However, she noted that any change in life is potentially classified as stressful - and that many found themselves working more, or that the working day had 'spread itself out much more' due to other responsibilities at home.
'Make sure the phone is out of reach'
So, what advice does Deirdre have for people who are having trouble sleeping?
She observed: "Mattresses and pillows are a personal choice issue... I'm much more interested in what I call the sleep hygiene element, which is that the bedroom should be completely cleared of all the accessories of living - in other words, the screens.
"The mobile phone may be needed to set an alarm... but make sure it's out of reach and there's no clock-watching or time-checking if one is awake during the night.
"For people who have a little bit of sleep difficulties... I actually ask them to have at least an hour to an hour and a half being screen free in the evenings, with the exception of TV in the living room."
She also stressed the importance of pulling back the curtains and getting up at the same time seven days a week.
She explained: "No matter how bad your sleep was on a particular night, you must still get up at the same time every morning.
"This business of lying in or having the luxury of pushing that snooze button - which I think was the worst invention ever - is not good for you.
"Facing into morning light is what gives that deep trigger into the brain that your sleep-wake cycle is pivoting correctly."
'Tired but wired'
Deirdre advises against naps during the day, saying that is simply eating into people's nighttime sleep.
She also said it's important to exercise well before bedtime, preferably in daytime when possible.
She also noted: "I'd like to stress the difference between feeling tired, worn-out, fatigued... the new term they use in sleep medicine is 'tired but wired', where people are going to bed absolutely buzzing almost but they can't settle into sleep.

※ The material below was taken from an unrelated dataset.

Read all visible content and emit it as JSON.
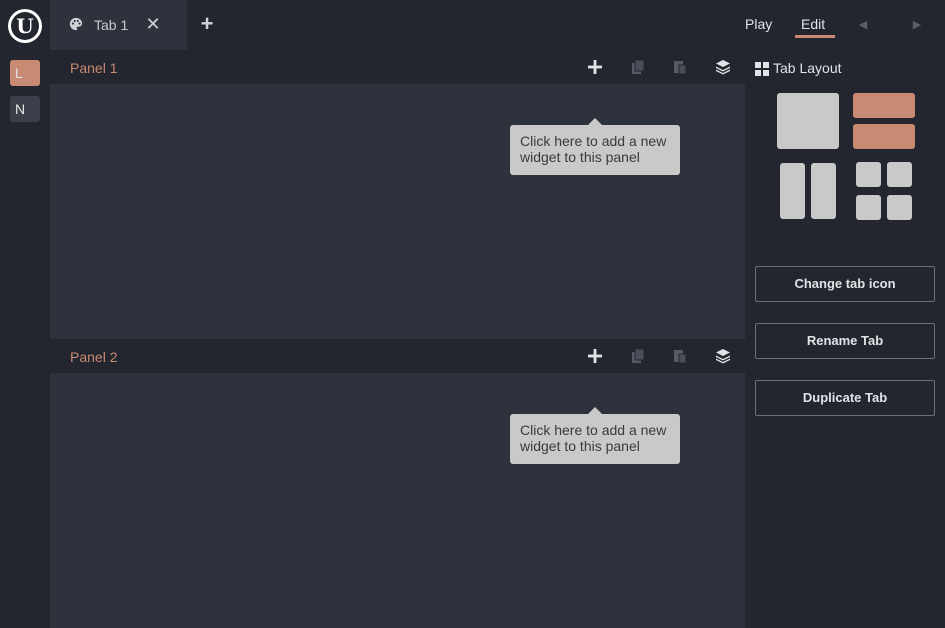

"There's a big difference between feeling tired and overwhelmed with fatigue, and feeling sleepy. One should only take oneself off to bed when you're in a truly sleepy state."